### What the exercise asks:
Retype every line of the data, keeping each word exactly.

- - - - -

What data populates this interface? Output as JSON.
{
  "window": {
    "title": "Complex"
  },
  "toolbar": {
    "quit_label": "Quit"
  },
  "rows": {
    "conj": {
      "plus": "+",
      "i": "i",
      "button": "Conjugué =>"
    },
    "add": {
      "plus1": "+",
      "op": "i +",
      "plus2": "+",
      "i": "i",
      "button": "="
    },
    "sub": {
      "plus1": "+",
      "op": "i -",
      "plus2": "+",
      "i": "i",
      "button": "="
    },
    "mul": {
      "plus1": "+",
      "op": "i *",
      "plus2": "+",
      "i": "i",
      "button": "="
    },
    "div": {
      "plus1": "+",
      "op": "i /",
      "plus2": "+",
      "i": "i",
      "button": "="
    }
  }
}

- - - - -

### Answer section:
What data populates this interface? Output as JSON.
{
  "window": {
    "title": "Complex"
  },
  "toolbar": {
    "quit_label": "Quit"
  },
  "rows": {
    "conj": {
      "plus": "+",
      "i": "i",
      "button": "Conjugué =>"
    },
    "add": {
      "plus1": "+",
      "op": "i +",
      "plus2": "+",
      "i": "i",
      "button": "="
    },
    "sub": {
      "plus1": "+",
      "op": "i -",
      "plus2": "+",
      "i": "i",
      "button": "="
    },
    "mul": {
      "plus1": "+",
      "op": "i *",
      "plus2": "+",
      "i": "i",
      "button": "="
    },
    "div": {
      "plus1": "+",
      "op": "i /",
      "plus2": "+",
      "i": "i",
      "button": "="
    }
  }
}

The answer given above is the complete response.